Getting Our Eyes Off The Waves & Onto Jesus
Last week some junior highs lead us in worship during our regular Thursday gathering. It was beautiful to see these young hearts on fire for God, using their talents to bring Him glory. These kids know the importance of worship. Sometimes I think they understand worship better than I do. While talking about worship, Pastor Rob simplified it as telling God you think what He’s doing is cool. Maybe that seems too simple, but I found it refreshing. Taking the time to tell God that the morning sunrise was beautiful is worship. Thanking him for allowing you to bump into an old friend at the grocery store, or telling Him you’re glad He’s there with you in the midst of a long day, these things, as small as they are, are all acts of worship. Worship is setting apart the time to tell God what you think, to tell him that you see what He’s doing and you think it’s cool. It’s taking your eyes off the busyness of everyday life and finding God there.
This is something God’s been teaching me a lot about lately. To worship Him when everything is going well is easy, but to worship when things begin to fall apart, that’s a little more difficult. When questions are thrown at me like, “Will you still come to me when your world is falling apart, or “Will you still believe that I am good, even when your situations aren’t?” I’m ashamed to admit that my answer hasn’t always been yes. When situations come along, sometimes I don’t want to fall back on God in worship. I feel discouraged and overwhelmed. At these times my eyes are on my situation, not on my God.
I think of Matthew 14, when Jesus tells Peter to step out of the boat. He does, and guess what, he can walk on the water. His eyes are fixed on Jesus and the impossible takes place. It’s when he begins to look below at the waves that Peter begins to sink. In my life, it’s the times that I take my eyes off Jesus that I feel myself beginning to sink. Worship is getting our eyes off of those waves and onto Jesus.
How about in Act 16 when Paul and Silas are imprisoned? I don’t think I will ever fully understand how Paul and Silas turned to worship after being thrown into prison. I know if I was unjustly tossed into prison I would probably either be curled up in the corner crying, or yelling at God exclaiming, “How dare you let this happen to me!” Really, I wouldn’t be proud of either response. So how is it that Paul and Silas turned to singing instead of screaming? I think they understood that getting upset about it wasn’t going to get them out of jail anyways. Having a pity party wasn’t going to save them. Even though they weren’t where they wanted to be, they still knew that God was in control. They realized that even though their situation was not ideal, God was bigger than Roman soldiers and prison bars.

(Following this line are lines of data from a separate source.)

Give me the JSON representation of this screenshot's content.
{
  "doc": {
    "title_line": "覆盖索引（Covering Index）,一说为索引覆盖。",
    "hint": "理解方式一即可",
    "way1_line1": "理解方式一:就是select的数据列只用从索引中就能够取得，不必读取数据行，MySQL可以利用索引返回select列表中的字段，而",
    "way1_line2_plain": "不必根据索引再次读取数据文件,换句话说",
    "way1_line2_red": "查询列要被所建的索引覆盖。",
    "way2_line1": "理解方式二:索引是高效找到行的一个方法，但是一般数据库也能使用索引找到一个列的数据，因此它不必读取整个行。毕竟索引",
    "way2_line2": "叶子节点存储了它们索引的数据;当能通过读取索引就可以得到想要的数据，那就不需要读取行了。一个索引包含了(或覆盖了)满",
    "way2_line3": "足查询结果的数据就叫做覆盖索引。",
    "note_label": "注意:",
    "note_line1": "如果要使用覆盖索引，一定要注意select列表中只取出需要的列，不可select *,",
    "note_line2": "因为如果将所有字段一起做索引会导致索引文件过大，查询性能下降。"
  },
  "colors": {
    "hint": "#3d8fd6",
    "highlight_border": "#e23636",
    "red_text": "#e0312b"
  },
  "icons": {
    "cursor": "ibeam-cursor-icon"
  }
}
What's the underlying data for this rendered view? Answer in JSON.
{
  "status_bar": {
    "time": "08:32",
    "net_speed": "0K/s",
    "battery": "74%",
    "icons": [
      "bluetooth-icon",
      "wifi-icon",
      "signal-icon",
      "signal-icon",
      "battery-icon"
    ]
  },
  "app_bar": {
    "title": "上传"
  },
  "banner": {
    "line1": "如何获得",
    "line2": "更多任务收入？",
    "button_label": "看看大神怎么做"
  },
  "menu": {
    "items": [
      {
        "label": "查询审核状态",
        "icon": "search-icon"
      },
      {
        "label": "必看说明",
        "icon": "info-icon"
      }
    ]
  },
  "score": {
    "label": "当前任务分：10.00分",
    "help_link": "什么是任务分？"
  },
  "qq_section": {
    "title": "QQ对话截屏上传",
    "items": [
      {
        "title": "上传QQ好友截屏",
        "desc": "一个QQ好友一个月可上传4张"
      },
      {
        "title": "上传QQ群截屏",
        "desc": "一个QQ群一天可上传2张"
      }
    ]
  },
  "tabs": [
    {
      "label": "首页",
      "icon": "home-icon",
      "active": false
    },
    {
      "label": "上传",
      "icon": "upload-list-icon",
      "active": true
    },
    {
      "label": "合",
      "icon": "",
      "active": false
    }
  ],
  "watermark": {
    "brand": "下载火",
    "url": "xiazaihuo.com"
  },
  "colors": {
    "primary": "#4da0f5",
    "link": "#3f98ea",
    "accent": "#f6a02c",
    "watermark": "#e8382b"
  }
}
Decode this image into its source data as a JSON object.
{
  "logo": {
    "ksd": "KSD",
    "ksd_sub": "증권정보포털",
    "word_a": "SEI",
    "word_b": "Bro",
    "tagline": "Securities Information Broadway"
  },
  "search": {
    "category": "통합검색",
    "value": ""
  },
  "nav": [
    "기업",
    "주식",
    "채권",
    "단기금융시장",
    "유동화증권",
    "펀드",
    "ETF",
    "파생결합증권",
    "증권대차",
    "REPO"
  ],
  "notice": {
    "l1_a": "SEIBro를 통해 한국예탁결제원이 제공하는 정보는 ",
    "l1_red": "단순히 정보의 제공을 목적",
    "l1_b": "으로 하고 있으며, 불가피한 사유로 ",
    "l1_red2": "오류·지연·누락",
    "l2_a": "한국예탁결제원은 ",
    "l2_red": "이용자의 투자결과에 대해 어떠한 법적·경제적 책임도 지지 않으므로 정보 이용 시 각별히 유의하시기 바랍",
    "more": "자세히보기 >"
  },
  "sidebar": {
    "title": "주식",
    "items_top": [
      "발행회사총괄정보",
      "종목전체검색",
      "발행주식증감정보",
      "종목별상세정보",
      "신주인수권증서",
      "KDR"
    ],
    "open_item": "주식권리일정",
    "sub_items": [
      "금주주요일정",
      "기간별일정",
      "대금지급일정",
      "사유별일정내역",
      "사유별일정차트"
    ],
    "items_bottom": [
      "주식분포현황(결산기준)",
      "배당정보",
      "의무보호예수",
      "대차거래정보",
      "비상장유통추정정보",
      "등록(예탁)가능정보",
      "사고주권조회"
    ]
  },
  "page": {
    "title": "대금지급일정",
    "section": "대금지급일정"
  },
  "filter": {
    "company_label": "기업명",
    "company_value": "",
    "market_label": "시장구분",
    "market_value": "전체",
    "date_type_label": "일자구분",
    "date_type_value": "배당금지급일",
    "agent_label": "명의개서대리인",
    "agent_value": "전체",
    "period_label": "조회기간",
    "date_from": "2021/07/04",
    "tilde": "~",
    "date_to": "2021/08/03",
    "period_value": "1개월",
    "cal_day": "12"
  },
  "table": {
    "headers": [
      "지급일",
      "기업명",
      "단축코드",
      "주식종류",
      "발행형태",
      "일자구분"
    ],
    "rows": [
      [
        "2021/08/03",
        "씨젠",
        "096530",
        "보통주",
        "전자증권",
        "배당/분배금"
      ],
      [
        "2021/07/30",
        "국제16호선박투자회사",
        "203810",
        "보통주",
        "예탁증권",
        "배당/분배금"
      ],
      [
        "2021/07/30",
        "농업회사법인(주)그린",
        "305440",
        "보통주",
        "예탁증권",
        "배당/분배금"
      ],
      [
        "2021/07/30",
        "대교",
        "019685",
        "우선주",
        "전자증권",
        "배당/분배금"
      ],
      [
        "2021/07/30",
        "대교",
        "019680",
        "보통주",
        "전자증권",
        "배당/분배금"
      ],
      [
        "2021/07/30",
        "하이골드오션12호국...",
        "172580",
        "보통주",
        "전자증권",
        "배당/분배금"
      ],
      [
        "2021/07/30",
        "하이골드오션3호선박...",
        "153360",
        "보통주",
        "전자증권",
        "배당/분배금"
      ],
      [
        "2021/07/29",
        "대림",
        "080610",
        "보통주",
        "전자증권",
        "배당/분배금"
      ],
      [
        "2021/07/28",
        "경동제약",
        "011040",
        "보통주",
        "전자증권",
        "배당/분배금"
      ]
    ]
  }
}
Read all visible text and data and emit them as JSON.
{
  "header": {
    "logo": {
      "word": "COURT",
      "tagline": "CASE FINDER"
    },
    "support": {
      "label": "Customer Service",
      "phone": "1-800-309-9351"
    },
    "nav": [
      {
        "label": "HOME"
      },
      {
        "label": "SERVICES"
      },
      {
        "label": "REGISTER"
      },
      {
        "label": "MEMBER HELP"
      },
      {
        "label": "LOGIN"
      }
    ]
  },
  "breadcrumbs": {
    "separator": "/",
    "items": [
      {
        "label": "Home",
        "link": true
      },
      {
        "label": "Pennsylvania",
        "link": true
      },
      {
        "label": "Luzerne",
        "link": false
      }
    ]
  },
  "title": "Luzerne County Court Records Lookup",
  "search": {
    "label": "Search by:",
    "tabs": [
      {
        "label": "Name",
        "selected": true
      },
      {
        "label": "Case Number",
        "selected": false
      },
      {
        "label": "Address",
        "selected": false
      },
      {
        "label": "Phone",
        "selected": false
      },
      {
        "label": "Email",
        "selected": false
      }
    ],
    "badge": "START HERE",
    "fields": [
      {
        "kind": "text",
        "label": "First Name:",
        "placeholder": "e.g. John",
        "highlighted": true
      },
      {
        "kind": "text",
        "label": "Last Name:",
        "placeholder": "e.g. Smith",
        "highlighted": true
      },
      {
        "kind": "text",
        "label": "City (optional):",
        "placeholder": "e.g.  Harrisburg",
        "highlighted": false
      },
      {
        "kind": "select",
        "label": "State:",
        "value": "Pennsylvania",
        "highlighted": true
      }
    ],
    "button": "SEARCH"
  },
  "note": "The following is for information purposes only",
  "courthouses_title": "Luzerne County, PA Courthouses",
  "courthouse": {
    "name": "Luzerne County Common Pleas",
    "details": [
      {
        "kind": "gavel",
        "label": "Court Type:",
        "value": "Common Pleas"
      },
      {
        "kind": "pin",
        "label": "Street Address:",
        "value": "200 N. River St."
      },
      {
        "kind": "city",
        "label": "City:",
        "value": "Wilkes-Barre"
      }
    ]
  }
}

Circumstances can be bad, but no matter what God is still good. And he works things together for our good. Later on in the story, the prison guard and his family were saved because of Paul and Silas being imprisoned. Sometimes we can’t see that plan in the midst of our pain. But don’t mistake it; God has a plan far better than anything we can see. With that in mind, what can we do when the waves seem to be overwhelming us? We keep our eyes on Jesus. We worship.
“Though the fig tree does not bud and there are no grapes on the vines, though the olive crop fails and the fields produce no food, though there are no sheep in the pen and no cattle in the stalls, yet I will rejoice in the Lord, I will be joyful in God my Savior” – Habakkuk 3:17-18
When dreams die or sickness invades, when the trees aren’t budding and the crops are failing, I pray that it would always be the fallback position of my heart to turn to God, look into his eyes and say, “yet I will rejoice in the Lord”.